So are you implying if a user changes the value of a static variable, the change would reflect across all users of the servlet web page
Not only that, because there is only one instance of the servlet, even instance variables will be shared across all threads.
You must write servlets to be thread-safe.
That means avoiding both class and instance variables that are not meant to be shared across threads. And of course, read/write variables that are to be shared must be sychronized appropriately.
Best practices dictate avoiding read/write variables in servlets, either static or instance, in favor of scoped variables in the appropriate scope.
[ March 02, 2007: Message edited by: Bear Bibeault ]
so I never really thought of what would happen in a clustered environment if you did
Well since we now have two instances (say) of a server running, we must have two instances of the servlets running, one in each JVM. So I guess each static variable would relate itself to the servlet it belongs to.
Which would then put the two Servlets out of sync
It would be the container's job to keep them in sync wouldn't it ?. In any case I would think twice before using public static variables or instance variables and when you couple that with clustering, the scenario can be quite rare.
I am also not certain about the granularity of the syncing. Say a servlet updates a public static variable and then crashes the very next line. Will the synced backup servlet contain the updated value ? I think it should not. Perhaps every complete execution of a doGet or doPost would be considered something like a transaction to commit changes to a synced servlet.
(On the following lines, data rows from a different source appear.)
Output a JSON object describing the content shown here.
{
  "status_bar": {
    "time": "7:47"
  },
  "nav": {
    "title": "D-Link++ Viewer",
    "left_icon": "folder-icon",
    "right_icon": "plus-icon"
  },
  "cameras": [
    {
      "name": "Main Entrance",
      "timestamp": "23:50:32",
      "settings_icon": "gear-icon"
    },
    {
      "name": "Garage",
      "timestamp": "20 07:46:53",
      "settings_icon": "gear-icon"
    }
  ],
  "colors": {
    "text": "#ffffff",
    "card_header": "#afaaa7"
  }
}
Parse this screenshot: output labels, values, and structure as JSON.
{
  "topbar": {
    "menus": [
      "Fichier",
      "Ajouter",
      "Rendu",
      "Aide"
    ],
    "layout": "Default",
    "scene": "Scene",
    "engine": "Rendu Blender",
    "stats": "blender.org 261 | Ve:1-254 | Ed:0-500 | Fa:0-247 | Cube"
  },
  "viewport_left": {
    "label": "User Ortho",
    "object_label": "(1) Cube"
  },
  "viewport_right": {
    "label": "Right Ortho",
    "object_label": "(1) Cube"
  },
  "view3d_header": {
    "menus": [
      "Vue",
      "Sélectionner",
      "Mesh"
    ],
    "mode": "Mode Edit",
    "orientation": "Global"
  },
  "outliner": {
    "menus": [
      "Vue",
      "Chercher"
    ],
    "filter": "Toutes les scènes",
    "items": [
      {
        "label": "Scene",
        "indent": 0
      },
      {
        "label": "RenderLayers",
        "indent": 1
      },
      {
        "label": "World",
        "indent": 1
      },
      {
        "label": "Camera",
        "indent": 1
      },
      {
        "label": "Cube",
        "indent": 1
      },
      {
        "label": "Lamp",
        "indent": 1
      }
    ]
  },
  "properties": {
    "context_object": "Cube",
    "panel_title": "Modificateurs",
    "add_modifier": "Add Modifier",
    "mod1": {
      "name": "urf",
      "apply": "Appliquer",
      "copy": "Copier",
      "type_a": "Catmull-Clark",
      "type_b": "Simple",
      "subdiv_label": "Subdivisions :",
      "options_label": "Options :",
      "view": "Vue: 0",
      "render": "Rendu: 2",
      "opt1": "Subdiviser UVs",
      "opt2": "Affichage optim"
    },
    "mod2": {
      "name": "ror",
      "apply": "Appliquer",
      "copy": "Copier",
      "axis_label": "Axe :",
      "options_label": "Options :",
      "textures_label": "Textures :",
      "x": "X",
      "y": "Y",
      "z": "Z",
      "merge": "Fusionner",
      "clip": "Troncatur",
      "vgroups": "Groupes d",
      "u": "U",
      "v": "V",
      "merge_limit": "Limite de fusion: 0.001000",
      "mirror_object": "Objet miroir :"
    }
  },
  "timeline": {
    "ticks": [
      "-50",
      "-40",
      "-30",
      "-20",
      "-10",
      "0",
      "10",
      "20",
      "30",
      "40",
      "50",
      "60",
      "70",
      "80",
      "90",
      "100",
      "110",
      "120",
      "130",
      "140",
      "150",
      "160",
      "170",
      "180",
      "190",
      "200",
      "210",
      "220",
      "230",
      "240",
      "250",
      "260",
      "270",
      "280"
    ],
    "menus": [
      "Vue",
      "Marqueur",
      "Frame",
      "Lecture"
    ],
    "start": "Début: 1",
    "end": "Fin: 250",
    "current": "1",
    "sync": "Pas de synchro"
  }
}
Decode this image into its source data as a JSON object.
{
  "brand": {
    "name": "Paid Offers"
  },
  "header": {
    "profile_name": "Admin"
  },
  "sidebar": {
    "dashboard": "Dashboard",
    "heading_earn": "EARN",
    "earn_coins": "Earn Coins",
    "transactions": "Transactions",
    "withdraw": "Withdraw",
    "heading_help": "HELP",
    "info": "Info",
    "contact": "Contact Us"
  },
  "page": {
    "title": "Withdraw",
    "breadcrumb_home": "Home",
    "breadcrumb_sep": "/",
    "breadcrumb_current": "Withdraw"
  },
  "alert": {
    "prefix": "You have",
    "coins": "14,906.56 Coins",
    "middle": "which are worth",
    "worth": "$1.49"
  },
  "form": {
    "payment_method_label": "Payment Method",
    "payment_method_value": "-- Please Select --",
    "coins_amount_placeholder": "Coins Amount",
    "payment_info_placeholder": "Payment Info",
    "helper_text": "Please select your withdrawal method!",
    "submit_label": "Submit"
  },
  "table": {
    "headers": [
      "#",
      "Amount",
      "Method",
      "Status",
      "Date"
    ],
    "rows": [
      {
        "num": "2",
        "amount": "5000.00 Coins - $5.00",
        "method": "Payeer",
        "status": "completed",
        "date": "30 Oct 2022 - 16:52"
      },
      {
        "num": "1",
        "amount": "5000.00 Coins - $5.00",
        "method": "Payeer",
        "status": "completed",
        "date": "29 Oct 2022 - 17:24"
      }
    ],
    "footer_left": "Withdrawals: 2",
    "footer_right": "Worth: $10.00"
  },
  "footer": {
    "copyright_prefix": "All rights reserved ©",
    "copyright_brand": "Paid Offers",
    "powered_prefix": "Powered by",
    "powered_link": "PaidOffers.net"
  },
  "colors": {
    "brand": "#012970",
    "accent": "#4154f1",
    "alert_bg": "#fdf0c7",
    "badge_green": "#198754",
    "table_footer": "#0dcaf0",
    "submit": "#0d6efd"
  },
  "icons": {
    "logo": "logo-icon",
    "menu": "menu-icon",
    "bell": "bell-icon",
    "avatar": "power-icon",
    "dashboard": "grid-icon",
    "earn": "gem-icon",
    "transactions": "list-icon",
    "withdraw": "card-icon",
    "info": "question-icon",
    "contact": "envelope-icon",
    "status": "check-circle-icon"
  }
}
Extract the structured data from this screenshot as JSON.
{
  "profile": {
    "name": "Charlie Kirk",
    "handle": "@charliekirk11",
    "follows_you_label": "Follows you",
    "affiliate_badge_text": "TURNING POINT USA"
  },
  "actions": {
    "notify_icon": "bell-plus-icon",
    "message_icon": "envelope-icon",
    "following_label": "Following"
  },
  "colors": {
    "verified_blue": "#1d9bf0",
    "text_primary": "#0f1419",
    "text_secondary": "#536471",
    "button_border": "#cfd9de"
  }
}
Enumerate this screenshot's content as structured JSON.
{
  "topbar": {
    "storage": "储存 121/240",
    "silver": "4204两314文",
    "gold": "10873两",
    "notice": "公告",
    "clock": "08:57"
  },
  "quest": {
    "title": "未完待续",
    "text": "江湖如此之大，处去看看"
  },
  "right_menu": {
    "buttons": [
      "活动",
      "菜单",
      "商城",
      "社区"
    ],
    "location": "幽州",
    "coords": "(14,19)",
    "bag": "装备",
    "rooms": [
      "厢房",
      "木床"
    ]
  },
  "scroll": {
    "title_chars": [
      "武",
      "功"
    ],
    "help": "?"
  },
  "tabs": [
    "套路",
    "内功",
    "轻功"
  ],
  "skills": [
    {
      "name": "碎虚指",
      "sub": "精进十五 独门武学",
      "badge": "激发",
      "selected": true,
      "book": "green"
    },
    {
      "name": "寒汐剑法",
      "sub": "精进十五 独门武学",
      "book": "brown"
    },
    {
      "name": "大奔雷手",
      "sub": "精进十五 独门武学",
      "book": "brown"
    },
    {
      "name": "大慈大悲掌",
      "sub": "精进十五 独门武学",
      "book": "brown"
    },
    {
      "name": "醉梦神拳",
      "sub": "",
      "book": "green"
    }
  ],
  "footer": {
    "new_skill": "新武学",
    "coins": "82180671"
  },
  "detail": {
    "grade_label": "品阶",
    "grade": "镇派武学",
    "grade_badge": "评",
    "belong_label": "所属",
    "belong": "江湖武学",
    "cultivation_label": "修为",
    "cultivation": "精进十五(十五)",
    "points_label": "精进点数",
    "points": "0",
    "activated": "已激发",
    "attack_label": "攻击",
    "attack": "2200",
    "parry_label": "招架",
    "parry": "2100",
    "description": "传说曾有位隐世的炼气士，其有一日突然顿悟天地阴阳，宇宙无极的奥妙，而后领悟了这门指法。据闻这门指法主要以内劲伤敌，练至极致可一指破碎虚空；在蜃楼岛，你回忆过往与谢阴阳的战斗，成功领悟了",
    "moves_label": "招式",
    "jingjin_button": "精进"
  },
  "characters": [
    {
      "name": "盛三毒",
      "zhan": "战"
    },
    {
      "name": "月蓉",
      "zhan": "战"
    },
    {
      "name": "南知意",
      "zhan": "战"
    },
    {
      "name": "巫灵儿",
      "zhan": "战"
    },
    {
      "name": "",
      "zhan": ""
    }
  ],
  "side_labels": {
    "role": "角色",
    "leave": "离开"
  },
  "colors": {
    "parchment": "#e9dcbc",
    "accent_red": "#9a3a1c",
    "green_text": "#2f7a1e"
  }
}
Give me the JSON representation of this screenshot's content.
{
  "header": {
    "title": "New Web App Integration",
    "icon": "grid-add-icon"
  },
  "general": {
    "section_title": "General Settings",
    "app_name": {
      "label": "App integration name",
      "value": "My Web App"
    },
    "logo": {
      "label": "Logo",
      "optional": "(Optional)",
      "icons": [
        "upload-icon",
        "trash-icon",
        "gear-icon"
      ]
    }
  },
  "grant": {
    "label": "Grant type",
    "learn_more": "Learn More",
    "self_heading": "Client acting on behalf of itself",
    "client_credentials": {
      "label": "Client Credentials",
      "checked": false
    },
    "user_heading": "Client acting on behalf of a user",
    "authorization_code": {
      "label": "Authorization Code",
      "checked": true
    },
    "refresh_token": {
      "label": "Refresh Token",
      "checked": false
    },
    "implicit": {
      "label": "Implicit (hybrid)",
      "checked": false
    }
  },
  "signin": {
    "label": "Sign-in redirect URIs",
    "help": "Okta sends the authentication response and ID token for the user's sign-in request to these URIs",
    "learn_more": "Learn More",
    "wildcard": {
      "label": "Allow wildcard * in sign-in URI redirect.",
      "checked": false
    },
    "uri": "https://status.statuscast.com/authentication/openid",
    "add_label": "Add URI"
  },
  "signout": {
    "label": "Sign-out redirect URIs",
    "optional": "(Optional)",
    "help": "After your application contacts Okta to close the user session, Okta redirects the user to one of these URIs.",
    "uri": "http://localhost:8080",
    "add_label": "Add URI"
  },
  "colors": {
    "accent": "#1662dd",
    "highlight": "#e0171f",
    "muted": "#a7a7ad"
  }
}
The only variables I ever declare at class level in a servlet are static final variables.
Originally posted by John Meyers:
It would be the container's job to keep them in sync wouldn't it ?.
When I said about one instance of servlet I have talked about "one server" case (without clustering). If you have distributed web application you will have one instance of servlet per JVM. Fields will not be synchronized by containers.
Originally posted by Bear Bibeault:
The bottom line is that it is asking for trouble to use read/write class or instance variables in a servlet. And as the context scopes are availabe to store data in a safe fashion, there's no need, so don't do it.
Agree. Servlet should be stateless and thread-safe.
FYI: servlet context will not be synchronized by containers (in case of distributed web application). Only session will be synchronized.
SRV.2.2 Number of Instances
SRV.7.7.2 Distributed Environments